Aim of the exercise:
What is needed is every line of the material that contains "Input".
((
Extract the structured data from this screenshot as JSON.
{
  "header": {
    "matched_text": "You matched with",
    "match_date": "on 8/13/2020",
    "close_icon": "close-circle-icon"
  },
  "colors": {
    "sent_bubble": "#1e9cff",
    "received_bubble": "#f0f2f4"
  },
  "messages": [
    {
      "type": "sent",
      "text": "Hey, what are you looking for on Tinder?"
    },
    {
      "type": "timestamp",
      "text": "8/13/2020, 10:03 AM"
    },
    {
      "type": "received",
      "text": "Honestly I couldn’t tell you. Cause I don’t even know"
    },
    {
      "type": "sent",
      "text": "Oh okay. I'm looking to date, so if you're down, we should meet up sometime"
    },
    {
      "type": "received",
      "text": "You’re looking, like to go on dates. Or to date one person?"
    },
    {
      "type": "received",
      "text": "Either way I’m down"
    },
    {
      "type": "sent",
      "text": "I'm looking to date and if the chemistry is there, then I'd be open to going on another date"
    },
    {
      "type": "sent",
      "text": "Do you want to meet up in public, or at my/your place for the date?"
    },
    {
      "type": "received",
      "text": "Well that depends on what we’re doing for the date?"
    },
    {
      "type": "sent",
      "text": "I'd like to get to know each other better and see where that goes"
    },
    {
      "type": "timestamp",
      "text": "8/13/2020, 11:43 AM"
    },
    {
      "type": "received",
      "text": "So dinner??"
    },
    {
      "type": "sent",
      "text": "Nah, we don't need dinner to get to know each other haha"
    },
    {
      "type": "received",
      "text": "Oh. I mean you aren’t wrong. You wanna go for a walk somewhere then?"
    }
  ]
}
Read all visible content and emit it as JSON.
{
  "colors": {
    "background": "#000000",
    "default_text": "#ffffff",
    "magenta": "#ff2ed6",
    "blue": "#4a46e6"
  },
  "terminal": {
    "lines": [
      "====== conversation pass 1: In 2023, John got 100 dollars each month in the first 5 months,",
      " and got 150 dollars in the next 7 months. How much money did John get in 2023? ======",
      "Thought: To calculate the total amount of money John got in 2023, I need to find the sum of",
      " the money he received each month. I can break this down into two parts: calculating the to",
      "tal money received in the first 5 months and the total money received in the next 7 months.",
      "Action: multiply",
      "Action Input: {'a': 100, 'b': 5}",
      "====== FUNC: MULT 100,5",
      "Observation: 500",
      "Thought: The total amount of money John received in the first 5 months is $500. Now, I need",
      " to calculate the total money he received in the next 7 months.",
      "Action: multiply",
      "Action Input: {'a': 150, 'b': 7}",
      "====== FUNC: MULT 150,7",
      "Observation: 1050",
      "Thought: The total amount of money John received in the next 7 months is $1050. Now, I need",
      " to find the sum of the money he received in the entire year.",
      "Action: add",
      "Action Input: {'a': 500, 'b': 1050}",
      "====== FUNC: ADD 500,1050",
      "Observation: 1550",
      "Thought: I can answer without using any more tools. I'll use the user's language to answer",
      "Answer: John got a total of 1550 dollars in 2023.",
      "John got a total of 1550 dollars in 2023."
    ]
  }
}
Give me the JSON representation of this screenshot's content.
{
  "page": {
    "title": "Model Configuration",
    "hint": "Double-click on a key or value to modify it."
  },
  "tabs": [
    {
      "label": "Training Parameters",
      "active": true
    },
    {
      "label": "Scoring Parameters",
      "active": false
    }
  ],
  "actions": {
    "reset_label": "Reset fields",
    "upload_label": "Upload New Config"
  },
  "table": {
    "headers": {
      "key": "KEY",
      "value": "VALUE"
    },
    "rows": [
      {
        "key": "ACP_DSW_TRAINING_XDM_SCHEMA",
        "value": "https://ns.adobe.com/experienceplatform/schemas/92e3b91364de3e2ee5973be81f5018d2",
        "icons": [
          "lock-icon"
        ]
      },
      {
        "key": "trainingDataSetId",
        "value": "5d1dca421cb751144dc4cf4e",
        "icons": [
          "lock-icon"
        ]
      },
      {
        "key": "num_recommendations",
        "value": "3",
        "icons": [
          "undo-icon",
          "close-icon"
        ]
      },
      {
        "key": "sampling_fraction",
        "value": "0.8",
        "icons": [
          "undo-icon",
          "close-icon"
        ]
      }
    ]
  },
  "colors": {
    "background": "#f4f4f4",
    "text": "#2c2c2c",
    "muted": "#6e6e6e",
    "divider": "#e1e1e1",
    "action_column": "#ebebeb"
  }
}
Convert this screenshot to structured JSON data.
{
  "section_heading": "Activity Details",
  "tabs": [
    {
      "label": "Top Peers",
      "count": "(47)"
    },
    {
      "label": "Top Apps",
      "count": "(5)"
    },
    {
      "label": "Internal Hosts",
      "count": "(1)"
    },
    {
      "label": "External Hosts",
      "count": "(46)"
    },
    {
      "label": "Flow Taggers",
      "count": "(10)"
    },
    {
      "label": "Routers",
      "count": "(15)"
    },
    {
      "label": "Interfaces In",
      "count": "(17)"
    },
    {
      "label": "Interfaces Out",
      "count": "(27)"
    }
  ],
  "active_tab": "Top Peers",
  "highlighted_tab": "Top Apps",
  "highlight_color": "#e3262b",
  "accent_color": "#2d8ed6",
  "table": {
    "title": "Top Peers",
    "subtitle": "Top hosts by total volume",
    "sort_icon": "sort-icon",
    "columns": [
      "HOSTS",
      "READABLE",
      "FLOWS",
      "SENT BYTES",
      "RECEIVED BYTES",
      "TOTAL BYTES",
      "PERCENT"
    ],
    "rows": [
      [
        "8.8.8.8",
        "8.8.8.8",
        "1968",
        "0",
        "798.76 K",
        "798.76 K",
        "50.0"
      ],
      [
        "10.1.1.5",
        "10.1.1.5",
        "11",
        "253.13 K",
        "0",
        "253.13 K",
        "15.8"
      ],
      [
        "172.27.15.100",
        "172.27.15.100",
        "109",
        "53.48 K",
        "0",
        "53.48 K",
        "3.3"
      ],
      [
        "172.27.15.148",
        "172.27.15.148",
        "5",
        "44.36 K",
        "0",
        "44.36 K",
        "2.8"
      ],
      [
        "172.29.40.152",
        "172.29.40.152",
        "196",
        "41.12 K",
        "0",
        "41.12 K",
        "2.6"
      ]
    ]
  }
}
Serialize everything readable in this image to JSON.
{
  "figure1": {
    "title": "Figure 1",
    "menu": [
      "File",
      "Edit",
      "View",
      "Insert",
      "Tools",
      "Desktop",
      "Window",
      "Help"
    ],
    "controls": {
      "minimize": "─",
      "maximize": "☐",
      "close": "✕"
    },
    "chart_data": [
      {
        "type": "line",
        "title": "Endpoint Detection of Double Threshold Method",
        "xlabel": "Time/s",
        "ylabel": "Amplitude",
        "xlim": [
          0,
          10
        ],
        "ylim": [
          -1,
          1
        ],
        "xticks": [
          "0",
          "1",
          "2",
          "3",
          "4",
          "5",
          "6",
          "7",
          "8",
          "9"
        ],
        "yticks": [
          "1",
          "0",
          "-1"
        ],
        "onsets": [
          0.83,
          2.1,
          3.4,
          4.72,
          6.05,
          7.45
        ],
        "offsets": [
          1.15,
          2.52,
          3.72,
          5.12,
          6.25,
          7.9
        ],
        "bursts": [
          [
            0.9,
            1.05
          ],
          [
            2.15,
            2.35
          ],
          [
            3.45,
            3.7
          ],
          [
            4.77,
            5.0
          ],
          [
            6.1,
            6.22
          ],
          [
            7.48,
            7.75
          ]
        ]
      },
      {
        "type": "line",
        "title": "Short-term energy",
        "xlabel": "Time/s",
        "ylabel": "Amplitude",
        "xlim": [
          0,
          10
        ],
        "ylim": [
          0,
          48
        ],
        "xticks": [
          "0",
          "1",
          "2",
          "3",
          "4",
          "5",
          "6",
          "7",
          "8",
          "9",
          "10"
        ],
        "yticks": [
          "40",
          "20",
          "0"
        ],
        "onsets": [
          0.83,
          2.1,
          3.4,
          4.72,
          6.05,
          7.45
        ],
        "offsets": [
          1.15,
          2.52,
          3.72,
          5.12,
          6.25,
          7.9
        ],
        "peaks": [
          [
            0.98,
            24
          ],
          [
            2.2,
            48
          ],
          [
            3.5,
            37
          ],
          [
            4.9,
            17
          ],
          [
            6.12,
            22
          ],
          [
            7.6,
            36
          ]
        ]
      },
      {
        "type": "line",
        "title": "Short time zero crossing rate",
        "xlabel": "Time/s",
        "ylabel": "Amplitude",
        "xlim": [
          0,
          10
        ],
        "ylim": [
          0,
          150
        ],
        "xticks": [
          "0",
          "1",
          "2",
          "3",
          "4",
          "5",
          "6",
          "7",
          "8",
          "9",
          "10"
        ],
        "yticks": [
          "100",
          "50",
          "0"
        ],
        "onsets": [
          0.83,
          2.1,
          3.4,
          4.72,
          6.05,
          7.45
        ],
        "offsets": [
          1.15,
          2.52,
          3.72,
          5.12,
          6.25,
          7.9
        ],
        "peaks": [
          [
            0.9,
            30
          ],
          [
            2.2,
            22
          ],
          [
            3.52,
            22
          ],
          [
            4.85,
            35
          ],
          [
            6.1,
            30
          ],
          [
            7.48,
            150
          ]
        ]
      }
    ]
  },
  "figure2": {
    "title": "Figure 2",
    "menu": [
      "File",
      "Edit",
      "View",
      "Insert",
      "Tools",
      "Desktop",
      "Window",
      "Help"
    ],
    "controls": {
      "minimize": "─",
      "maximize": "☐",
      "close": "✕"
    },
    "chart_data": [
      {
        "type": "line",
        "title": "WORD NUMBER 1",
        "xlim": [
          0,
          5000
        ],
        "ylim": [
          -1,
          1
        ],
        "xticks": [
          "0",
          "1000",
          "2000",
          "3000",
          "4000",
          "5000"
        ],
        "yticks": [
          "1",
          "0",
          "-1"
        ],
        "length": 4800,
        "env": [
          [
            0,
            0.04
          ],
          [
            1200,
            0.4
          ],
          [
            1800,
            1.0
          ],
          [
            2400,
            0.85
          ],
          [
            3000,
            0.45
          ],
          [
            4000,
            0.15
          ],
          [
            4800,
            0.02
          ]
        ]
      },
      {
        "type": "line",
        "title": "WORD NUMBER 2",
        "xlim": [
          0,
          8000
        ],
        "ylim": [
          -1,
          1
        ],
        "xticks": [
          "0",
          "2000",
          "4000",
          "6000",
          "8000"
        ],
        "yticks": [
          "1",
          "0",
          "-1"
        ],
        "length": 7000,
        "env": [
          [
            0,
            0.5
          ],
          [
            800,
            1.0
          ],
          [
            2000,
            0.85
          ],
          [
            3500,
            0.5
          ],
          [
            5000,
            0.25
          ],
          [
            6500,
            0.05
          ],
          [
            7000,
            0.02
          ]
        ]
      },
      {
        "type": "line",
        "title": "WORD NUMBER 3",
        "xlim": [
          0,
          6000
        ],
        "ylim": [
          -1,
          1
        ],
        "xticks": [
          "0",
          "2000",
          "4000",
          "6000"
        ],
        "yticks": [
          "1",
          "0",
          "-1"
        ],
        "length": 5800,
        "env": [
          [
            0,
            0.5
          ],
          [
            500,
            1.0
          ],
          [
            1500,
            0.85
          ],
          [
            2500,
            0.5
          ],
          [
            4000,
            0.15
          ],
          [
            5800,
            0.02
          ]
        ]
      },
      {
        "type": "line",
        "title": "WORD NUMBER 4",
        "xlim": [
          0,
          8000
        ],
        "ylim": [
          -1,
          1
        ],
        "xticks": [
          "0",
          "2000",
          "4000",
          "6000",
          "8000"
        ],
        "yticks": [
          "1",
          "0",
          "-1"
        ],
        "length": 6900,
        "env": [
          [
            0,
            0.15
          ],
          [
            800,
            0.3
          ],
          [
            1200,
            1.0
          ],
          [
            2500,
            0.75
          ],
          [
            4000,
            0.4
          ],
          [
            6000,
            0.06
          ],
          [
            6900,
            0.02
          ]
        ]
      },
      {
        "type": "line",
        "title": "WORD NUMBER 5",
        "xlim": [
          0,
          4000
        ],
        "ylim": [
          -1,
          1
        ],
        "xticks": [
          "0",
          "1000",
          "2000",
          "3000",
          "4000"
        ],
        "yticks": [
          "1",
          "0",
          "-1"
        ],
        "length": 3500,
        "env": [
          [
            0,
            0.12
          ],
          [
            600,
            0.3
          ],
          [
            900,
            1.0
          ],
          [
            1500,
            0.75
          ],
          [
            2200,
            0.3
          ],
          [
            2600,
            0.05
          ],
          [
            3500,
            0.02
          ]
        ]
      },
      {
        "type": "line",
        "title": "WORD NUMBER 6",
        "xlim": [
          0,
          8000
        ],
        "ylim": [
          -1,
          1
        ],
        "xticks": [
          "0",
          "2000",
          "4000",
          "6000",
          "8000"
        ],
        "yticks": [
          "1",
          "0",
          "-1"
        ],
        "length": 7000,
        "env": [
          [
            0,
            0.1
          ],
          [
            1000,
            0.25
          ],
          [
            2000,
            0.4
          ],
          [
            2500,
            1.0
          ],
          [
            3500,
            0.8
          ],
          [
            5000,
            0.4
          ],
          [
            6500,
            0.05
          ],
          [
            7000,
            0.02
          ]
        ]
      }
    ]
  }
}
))
Answer section:
      "Action Input: {'a': 100, 'b': 5}",
      "Action Input: {'a': 150, 'b': 7}",
      "Action Input: {'a': 500, 'b': 1050}",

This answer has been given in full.